What is required -
The entries are to be repeated exactly, with all pictures omitted.

# # # # #

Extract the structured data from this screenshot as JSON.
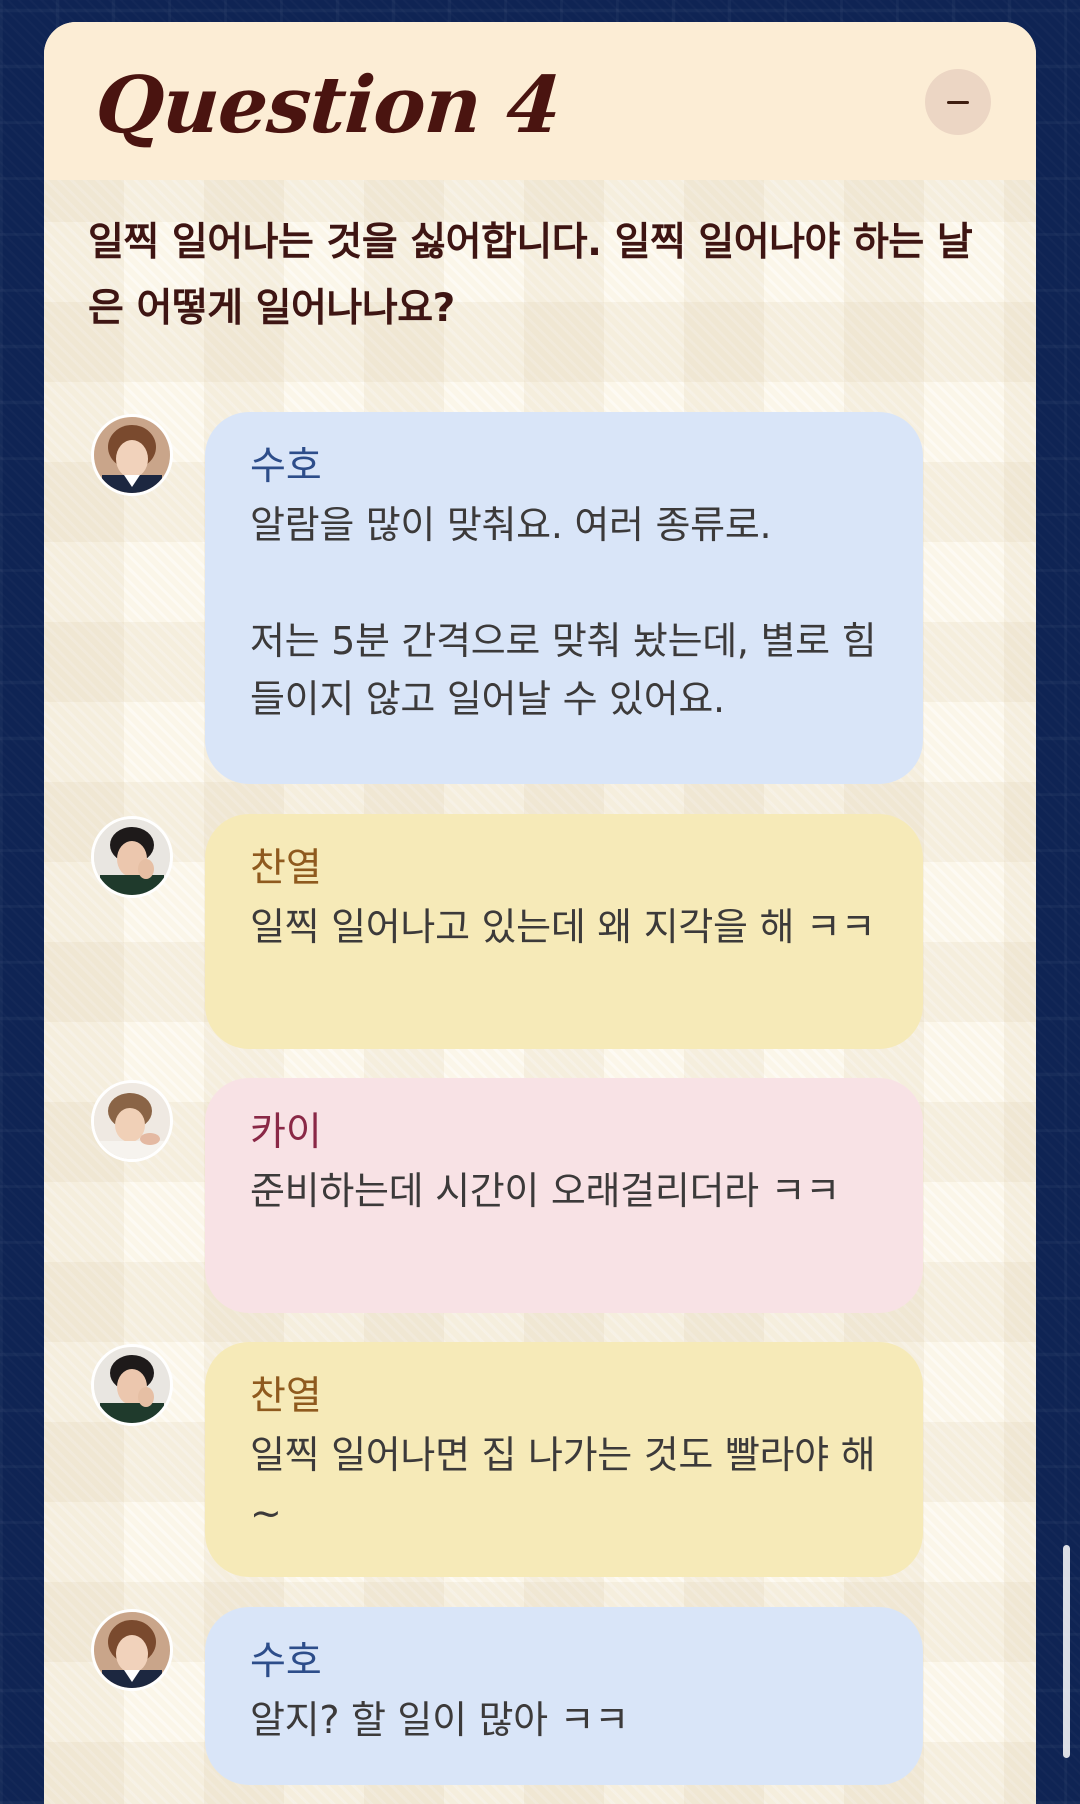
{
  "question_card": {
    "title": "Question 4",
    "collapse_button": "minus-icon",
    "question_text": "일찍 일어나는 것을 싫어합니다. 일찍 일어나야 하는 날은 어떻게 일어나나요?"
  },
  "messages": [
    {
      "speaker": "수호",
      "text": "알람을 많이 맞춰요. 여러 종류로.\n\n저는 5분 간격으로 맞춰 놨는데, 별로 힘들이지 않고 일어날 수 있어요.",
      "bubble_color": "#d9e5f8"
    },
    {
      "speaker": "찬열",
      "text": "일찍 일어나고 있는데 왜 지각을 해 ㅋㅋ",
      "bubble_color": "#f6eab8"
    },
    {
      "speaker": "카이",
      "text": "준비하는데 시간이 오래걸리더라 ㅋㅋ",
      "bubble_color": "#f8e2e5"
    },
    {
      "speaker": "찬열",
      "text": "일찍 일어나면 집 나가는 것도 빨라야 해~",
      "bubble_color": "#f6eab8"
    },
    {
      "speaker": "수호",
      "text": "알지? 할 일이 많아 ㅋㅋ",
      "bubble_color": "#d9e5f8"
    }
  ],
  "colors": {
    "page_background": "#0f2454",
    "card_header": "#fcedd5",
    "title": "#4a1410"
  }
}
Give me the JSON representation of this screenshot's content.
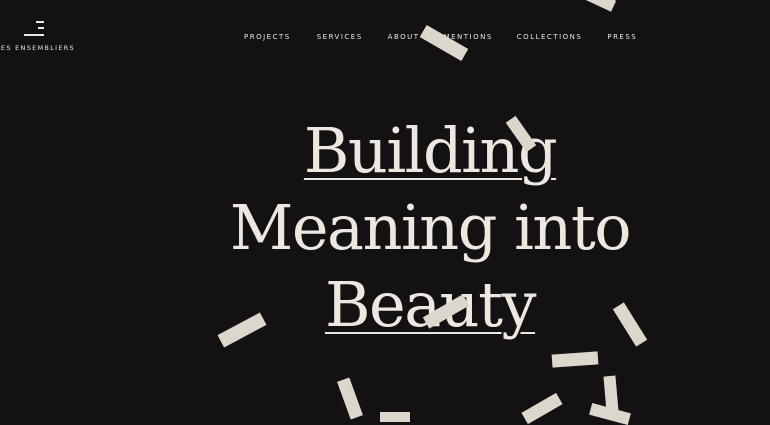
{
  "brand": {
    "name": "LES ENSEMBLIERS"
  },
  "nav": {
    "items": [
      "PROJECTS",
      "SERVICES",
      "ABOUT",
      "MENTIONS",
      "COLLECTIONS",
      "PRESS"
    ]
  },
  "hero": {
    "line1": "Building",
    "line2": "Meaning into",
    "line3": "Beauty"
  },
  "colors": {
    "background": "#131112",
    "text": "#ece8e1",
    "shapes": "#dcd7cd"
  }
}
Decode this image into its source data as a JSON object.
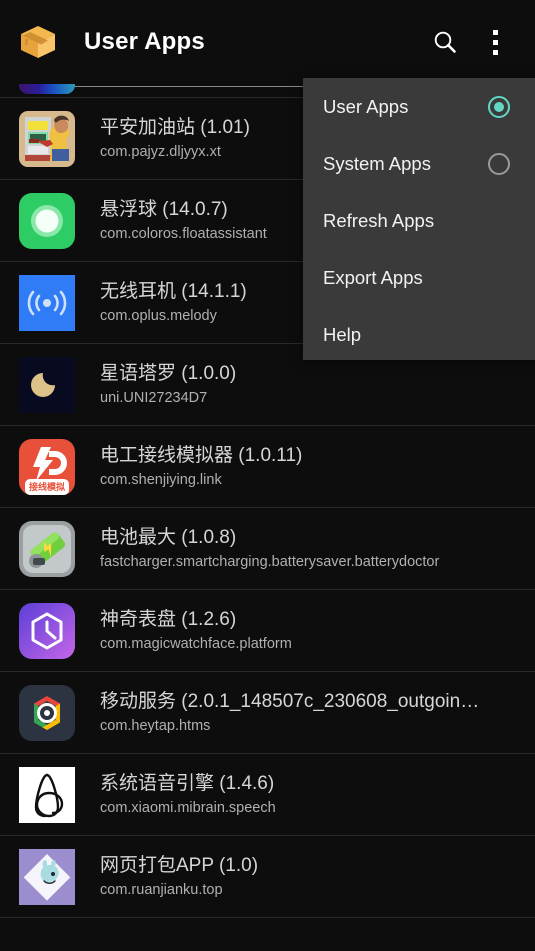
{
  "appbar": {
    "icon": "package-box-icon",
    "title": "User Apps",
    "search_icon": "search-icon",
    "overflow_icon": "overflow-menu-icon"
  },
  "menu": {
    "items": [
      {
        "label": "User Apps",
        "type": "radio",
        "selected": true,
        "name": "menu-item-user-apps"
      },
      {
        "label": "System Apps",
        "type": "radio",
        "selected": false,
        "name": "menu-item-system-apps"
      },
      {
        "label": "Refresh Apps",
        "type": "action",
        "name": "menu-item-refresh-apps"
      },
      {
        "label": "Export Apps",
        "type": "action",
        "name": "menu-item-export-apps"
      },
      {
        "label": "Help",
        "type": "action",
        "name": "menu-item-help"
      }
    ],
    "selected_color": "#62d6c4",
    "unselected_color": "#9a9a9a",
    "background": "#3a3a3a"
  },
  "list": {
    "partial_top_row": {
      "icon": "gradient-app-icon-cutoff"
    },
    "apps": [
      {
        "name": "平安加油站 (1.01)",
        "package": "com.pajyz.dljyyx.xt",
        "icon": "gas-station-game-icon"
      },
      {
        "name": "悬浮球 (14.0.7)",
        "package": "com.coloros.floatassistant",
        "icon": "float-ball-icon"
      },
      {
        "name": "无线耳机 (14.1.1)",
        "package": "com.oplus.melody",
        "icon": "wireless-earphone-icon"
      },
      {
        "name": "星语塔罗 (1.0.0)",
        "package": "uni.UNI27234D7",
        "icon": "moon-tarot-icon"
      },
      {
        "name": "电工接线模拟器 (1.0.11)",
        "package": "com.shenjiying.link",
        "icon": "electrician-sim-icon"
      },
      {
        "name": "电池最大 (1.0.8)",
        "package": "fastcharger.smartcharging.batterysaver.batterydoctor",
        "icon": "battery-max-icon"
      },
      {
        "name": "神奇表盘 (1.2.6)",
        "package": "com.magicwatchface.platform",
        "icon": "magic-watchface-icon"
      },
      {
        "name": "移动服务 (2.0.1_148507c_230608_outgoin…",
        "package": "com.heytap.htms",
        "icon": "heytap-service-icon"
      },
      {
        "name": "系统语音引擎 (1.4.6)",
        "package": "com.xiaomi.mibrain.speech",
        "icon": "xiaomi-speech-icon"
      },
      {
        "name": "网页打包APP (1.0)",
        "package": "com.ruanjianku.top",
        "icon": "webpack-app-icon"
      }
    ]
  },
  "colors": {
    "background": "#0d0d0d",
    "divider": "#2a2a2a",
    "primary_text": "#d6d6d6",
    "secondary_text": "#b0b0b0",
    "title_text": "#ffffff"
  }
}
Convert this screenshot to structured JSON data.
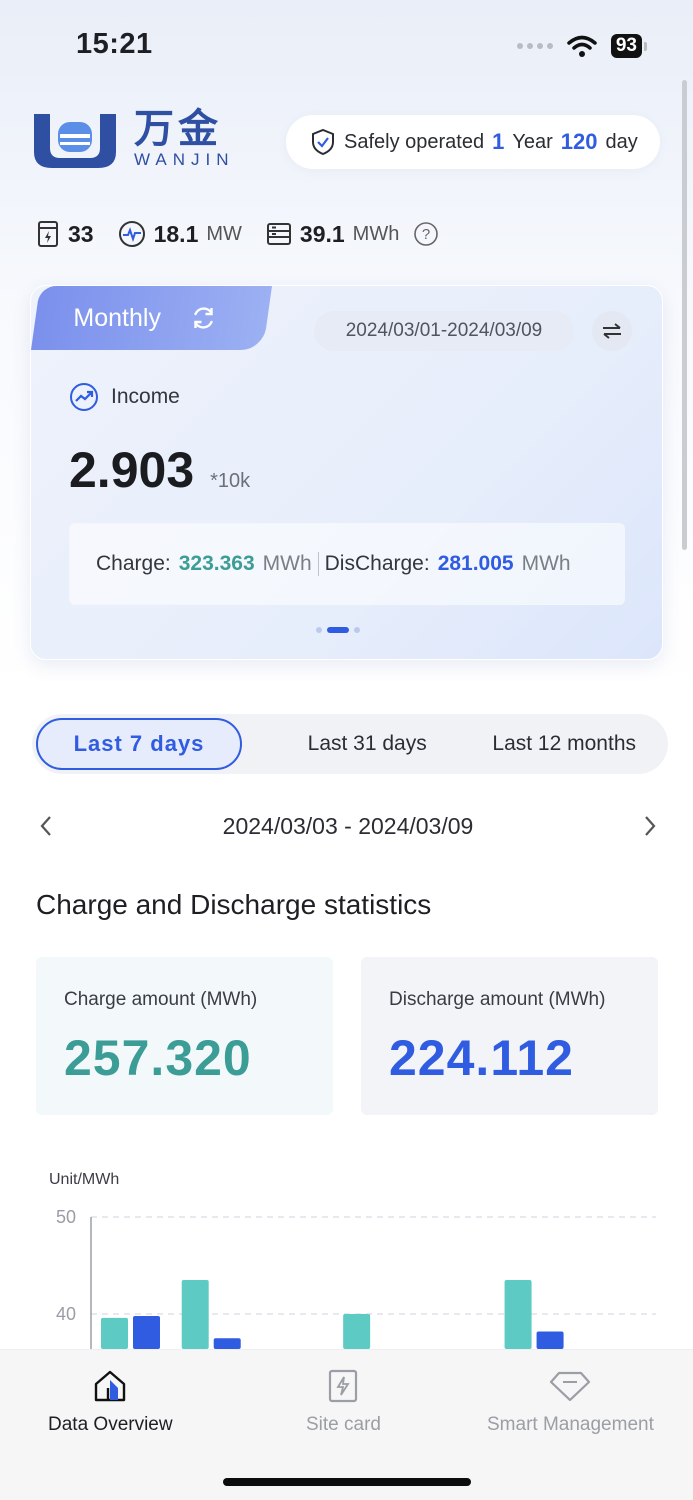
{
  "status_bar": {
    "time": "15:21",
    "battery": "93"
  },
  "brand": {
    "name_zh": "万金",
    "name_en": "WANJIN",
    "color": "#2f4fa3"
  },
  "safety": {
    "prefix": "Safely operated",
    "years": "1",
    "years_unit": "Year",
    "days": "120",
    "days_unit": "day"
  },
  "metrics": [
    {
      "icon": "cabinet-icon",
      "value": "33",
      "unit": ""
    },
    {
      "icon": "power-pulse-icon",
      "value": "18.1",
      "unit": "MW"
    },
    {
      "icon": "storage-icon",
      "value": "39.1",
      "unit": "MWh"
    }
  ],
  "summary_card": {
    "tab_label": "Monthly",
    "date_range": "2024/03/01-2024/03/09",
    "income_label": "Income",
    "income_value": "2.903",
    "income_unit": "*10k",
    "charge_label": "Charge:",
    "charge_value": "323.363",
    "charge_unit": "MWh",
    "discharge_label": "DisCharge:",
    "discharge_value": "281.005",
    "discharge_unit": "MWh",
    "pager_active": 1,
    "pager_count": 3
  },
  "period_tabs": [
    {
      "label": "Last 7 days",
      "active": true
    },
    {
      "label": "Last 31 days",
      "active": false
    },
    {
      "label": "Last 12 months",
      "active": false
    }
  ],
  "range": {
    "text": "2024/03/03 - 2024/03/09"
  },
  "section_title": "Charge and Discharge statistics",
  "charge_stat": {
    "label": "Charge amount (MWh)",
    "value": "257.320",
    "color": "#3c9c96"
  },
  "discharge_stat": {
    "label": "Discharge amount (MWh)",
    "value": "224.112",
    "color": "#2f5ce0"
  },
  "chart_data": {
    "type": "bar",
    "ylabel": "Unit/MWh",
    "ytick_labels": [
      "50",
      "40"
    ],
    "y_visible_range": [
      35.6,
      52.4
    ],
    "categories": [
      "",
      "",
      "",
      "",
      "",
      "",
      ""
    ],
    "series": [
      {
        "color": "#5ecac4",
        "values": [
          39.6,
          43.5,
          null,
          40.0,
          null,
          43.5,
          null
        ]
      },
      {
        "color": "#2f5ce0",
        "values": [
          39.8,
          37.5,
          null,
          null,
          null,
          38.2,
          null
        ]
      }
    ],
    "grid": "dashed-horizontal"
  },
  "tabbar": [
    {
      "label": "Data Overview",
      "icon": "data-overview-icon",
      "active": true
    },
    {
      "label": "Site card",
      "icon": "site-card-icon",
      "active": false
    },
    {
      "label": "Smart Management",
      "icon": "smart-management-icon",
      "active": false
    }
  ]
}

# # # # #

Solution to this exercise -
Extract the structured data from this screenshot as JSON.
{
  "question_card": {
    "title": "Question 4",
    "collapse_button": "minus-icon",
    "question_text": "일찍 일어나는 것을 싫어합니다. 일찍 일어나야 하는 날은 어떻게 일어나나요?"
  },
  "messages": [
    {
      "speaker": "수호",
      "text": "알람을 많이 맞춰요. 여러 종류로.\n\n저는 5분 간격으로 맞춰 놨는데, 별로 힘들이지 않고 일어날 수 있어요.",
      "bubble_color": "#d9e5f8"
    },
    {
      "speaker": "찬열",
      "text": "일찍 일어나고 있는데 왜 지각을 해 ㅋㅋ",
      "bubble_color": "#f6eab8"
    },
    {
      "speaker": "카이",
      "text": "준비하는데 시간이 오래걸리더라 ㅋㅋ",
      "bubble_color": "#f8e2e5"
    },
    {
      "speaker": "찬열",
      "text": "일찍 일어나면 집 나가는 것도 빨라야 해~",
      "bubble_color": "#f6eab8"
    },
    {
      "speaker": "수호",
      "text": "알지? 할 일이 많아 ㅋㅋ",
      "bubble_color": "#d9e5f8"
    }
  ],
  "colors": {
    "page_background": "#0f2454",
    "card_header": "#fcedd5",
    "title": "#4a1410"
  }
}
Give me the JSON representation of this screenshot's content.
{
  "brand": {
    "name": "LES ENSEMBLIERS"
  },
  "nav": {
    "items": [
      "PROJECTS",
      "SERVICES",
      "ABOUT",
      "MENTIONS",
      "COLLECTIONS",
      "PRESS"
    ]
  },
  "hero": {
    "line1": "Building",
    "line2": "Meaning into",
    "line3": "Beauty"
  },
  "colors": {
    "background": "#131112",
    "text": "#ece8e1",
    "shapes": "#dcd7cd"
  }
}
Decode this image into its source data as a JSON object.
{
  "appbar": {
    "icon": "package-box-icon",
    "title": "User Apps",
    "search_icon": "search-icon",
    "overflow_icon": "overflow-menu-icon"
  },
  "menu": {
    "items": [
      {
        "label": "User Apps",
        "type": "radio",
        "selected": true,
        "name": "menu-item-user-apps"
      },
      {
        "label": "System Apps",
        "type": "radio",
        "selected": false,
        "name": "menu-item-system-apps"
      },
      {
        "label": "Refresh Apps",
        "type": "action",
        "name": "menu-item-refresh-apps"
      },
      {
        "label": "Export Apps",
        "type": "action",
        "name": "menu-item-export-apps"
      },
      {
        "label": "Help",
        "type": "action",
        "name": "menu-item-help"
      }
    ],
    "selected_color": "#62d6c4",
    "unselected_color": "#9a9a9a",
    "background": "#3a3a3a"
  },
  "list": {
    "partial_top_row": {
      "icon": "gradient-app-icon-cutoff"
    },
    "apps": [
      {
        "name": "平安加油站 (1.01)",
        "package": "com.pajyz.dljyyx.xt",
        "icon": "gas-station-game-icon"
      },
      {
        "name": "悬浮球 (14.0.7)",
        "package": "com.coloros.floatassistant",
        "icon": "float-ball-icon"
      },
      {
        "name": "无线耳机 (14.1.1)",
        "package": "com.oplus.melody",
        "icon": "wireless-earphone-icon"
      },
      {
        "name": "星语塔罗 (1.0.0)",
        "package": "uni.UNI27234D7",
        "icon": "moon-tarot-icon"
      },
      {
        "name": "电工接线模拟器 (1.0.11)",
        "package": "com.shenjiying.link",
        "icon": "electrician-sim-icon"
      },
      {
        "name": "电池最大 (1.0.8)",
        "package": "fastcharger.smartcharging.batterysaver.batterydoctor",
        "icon": "battery-max-icon"
      },
      {
        "name": "神奇表盘 (1.2.6)",
        "package": "com.magicwatchface.platform",
        "icon": "magic-watchface-icon"
      },
      {
        "name": "移动服务 (2.0.1_148507c_230608_outgoin…",
        "package": "com.heytap.htms",
        "icon": "heytap-service-icon"
      },
      {
        "name": "系统语音引擎 (1.4.6)",
        "package": "com.xiaomi.mibrain.speech",
        "icon": "xiaomi-speech-icon"
      },
      {
        "name": "网页打包APP (1.0)",
        "package": "com.ruanjianku.top",
        "icon": "webpack-app-icon"
      }
    ]
  },
  "colors": {
    "background": "#0d0d0d",
    "divider": "#2a2a2a",
    "primary_text": "#d6d6d6",
    "secondary_text": "#b0b0b0",
    "title_text": "#ffffff"
  }
}
Convert this screenshot to structured JSON data.
{
  "status_bar": {
    "time": "15:21",
    "battery": "93"
  },
  "brand": {
    "name_zh": "万金",
    "name_en": "WANJIN",
    "color": "#2f4fa3"
  },
  "safety": {
    "prefix": "Safely operated",
    "years": "1",
    "years_unit": "Year",
    "days": "120",
    "days_unit": "day"
  },
  "metrics": [
    {
      "icon": "cabinet-icon",
      "value": "33",
      "unit": ""
    },
    {
      "icon": "power-pulse-icon",
      "value": "18.1",
      "unit": "MW"
    },
    {
      "icon": "storage-icon",
      "value": "39.1",
      "unit": "MWh"
    }
  ],
  "summary_card": {
    "tab_label": "Monthly",
    "date_range": "2024/03/01-2024/03/09",
    "income_label": "Income",
    "income_value": "2.903",
    "income_unit": "*10k",
    "charge_label": "Charge:",
    "charge_value": "323.363",
    "charge_unit": "MWh",
    "discharge_label": "DisCharge:",
    "discharge_value": "281.005",
    "discharge_unit": "MWh",
    "pager_active": 1,
    "pager_count": 3
  },
  "period_tabs": [
    {
      "label": "Last 7 days",
      "active": true
    },
    {
      "label": "Last 31 days",
      "active": false
    },
    {
      "label": "Last 12 months",
      "active": false
    }
  ],
  "range": {
    "text": "2024/03/03 - 2024/03/09"
  },
  "section_title": "Charge and Discharge statistics",
  "charge_stat": {
    "label": "Charge amount (MWh)",
    "value": "257.320",
    "color": "#3c9c96"
  },
  "discharge_stat": {
    "label": "Discharge amount (MWh)",
    "value": "224.112",
    "color": "#2f5ce0"
  },
  "chart_data": {
    "type": "bar",
    "ylabel": "Unit/MWh",
    "ytick_labels": [
      "50",
      "40"
    ],
    "y_visible_range": [
      35.6,
      52.4
    ],
    "categories": [
      "",
      "",
      "",
      "",
      "",
      "",
      ""
    ],
    "series": [
      {
        "color": "#5ecac4",
        "values": [
          39.6,
          43.5,
          null,
          40.0,
          null,
          43.5,
          null
        ]
      },
      {
        "color": "#2f5ce0",
        "values": [
          39.8,
          37.5,
          null,
          null,
          null,
          38.2,
          null
        ]
      }
    ],
    "grid": "dashed-horizontal"
  },
  "tabbar": [
    {
      "label": "Data Overview",
      "icon": "data-overview-icon",
      "active": true
    },
    {
      "label": "Site card",
      "icon": "site-card-icon",
      "active": false
    },
    {
      "label": "Smart Management",
      "icon": "smart-management-icon",
      "active": false
    }
  ]
}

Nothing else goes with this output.